For all of our weekend roundups, go here.
>>Anne Rigail has the key task of trying to get the unions onside in order to avert further strike action. If she succeeds, the future looks good for Air France: Air France Appoints First Female CEO
>>As a Dataminr executive told us, “There is no such thing as a secret now.” If it happens on an airplane and someone puts it on social media, it is bound to become news. That’s just how it goes now, for better or worse: How Artificial Intelligence Determines Which Airline Stories Go Viral
>>If it happens on an airline and someone tweets it, journalists will know. It’s often not because of their top-rate investigative reporting skills. Instead, they’re using an artificial intelligence platform that flags interesting posts on social media. The future is here, folks: How’d That Aviation Story Go Viral? Blame Artificial Intelligence
>>It should come as no surprise that the government isn’t following its own rules when it comes to securing the traveler data it seizes from personal devices. Another reminder to take precautions, even if your chance of getting searched is rather low: U.S. Customs Isn’t Protecting Traveler Data After Electronic Searches
>>It may seem early to be worrying about the October 2020 deadline for so-called Real IDs for U.S. domestic travel, including U.S. territories, but planning ahead could reduce headaches at the airport or motor vehicle agencies: Travel Advisors Warn U.S. Clients to Get Ready for Real ID Deadline
>>This year Lufthansa made a series of small moves that, when looked at together, reveal a doubling down on its multi-front strategy to pressure Amadeus, Travelport, and especially Sabre to conform more to its preferred airline distribution practices. Connect the dots, and it looks like a low-grade war: Lufthansa Ratchets Up Pressure on Sabre Over Distribution
>>Alitalia has a new idea to save the company. Will it work? It’s not clear it will, but you probably have to give the airline credit for trying. Right? Alitalia’s Plan to Save Itself Includes Teaming Up With Delta and Air France-KLM

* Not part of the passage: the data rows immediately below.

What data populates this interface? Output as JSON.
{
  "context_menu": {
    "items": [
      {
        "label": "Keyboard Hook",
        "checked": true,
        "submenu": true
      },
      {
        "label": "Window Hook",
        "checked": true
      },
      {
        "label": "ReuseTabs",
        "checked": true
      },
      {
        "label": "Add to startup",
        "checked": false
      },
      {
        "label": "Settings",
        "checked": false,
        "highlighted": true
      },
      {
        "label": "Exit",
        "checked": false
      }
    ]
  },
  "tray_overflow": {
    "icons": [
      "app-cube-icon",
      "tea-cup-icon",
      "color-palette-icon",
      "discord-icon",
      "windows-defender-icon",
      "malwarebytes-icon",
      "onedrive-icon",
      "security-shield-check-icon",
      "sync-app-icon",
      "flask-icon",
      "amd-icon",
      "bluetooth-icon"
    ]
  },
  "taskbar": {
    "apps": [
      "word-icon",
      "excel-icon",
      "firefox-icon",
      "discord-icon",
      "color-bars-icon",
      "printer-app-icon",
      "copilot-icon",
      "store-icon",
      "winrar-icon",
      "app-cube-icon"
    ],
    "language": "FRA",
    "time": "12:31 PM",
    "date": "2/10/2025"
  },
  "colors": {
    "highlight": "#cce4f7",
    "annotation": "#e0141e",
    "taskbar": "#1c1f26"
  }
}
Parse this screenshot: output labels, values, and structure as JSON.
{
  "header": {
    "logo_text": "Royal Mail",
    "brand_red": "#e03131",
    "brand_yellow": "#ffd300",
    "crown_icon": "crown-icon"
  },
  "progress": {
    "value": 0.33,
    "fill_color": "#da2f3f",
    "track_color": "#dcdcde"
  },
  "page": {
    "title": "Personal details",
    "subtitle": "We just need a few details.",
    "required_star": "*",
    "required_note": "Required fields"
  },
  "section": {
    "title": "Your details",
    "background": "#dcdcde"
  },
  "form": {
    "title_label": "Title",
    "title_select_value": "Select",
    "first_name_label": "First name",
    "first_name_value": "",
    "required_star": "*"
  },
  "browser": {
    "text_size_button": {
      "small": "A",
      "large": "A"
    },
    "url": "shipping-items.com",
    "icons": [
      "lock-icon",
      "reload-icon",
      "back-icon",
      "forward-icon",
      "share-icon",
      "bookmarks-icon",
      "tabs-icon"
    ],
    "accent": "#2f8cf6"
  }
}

>>New qualification standards for elite status at American and Delta seem to be working as intended: Business travelers are looking forward to better exclusivity while budget travelers are giving up: Higher Standards for Airline Elite Status Don’t Bother Elite Travelers
>>Competition is heating up for supersonic travel and Aerion has established an interesting team to speed up high-end business travel. If it works, the glamour of high-speed crossings will finally return, and the world will open up a bit more: Returning to Supersonic: One Company’s Plan to Go Back to the Future

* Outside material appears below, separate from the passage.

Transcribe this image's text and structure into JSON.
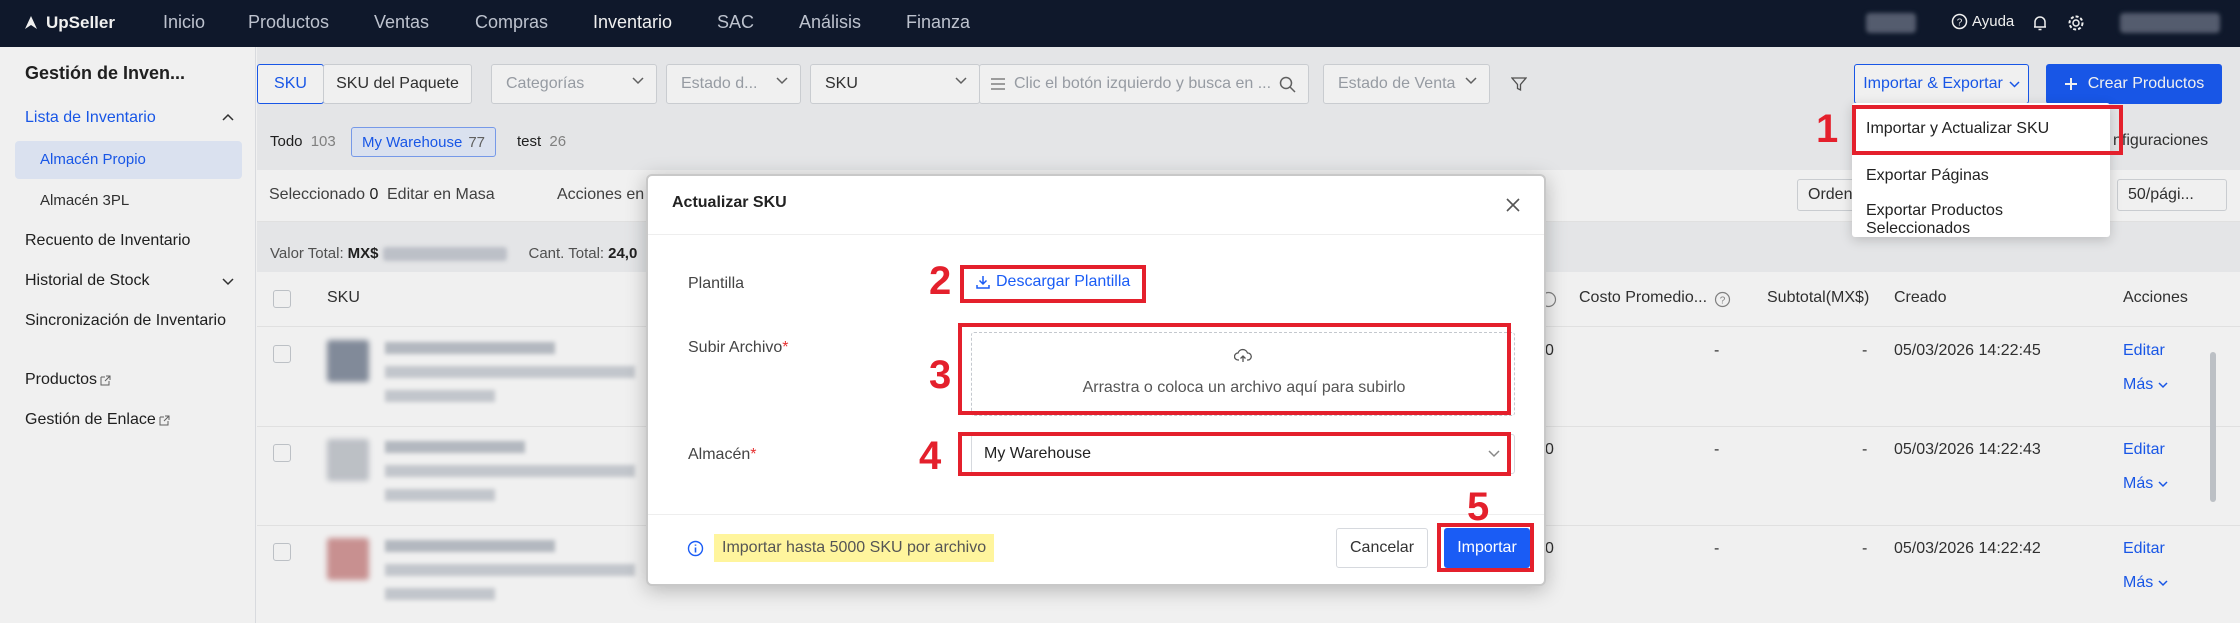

>>Those who fly on American, British, and a dozen other worldwide carriers will soon get better access to Africa with a new partner joining the Oneworld alliance in 2020: Oneworld Airline Alliance’s New Partner Opens Opportunities in Africa
>>This deal is noteworthy because it represents a recent industry shift in the gravity of airline sales efforts. Work that used to happen on computers that interact mainly with travel agencies is now shifting toward computers that mainly power an airline’s brand.com site and other direct sales channels: Amadeus and Points.com Partner to Scale Loyalty Tech for Airlines

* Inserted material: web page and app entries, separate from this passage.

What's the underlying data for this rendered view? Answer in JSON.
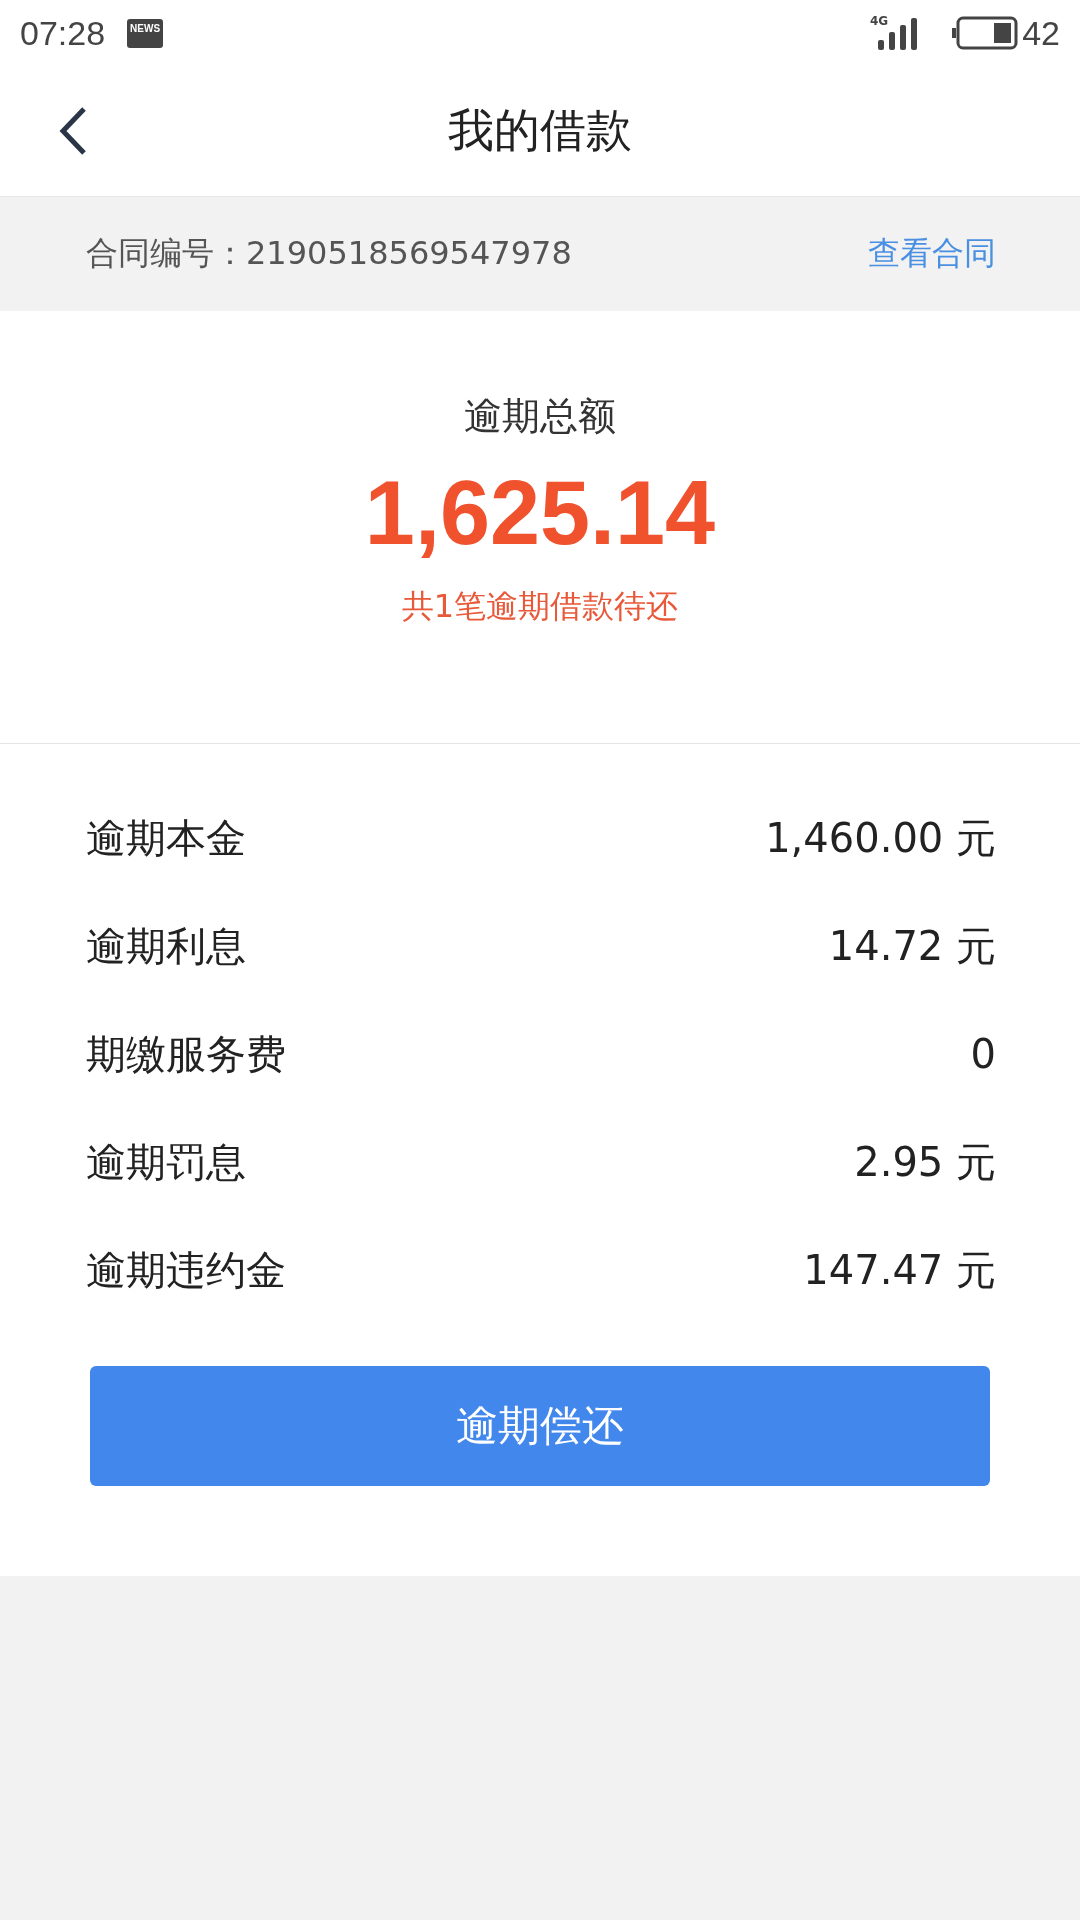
{
  "status_bar": {
    "time": "07:28",
    "notification": "NEWS",
    "network": "4G",
    "battery": "42"
  },
  "header": {
    "title": "我的借款"
  },
  "contract": {
    "label": "合同编号：2190518569547978",
    "link": "查看合同"
  },
  "overdue": {
    "title": "逾期总额",
    "amount": "1,625.14",
    "note": "共1笔逾期借款待还"
  },
  "details": [
    {
      "label": "逾期本金",
      "value": "1,460.00 元"
    },
    {
      "label": "逾期利息",
      "value": "14.72 元"
    },
    {
      "label": "期缴服务费",
      "value": "0"
    },
    {
      "label": "逾期罚息",
      "value": "2.95 元"
    },
    {
      "label": "逾期违约金",
      "value": "147.47 元"
    }
  ],
  "button": "逾期偿还"
}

>>Skift publishes our annual Megatrends Magazine each January. It’s released through a series of intimate and highly engaging events where Skift editors present themes to our readers and discuss them in live Q&As held in locations in the U.S., Europe, and Asia. RSVP today to claim your spot! RSVP Now for Skift Megatrends Launch Events Around The World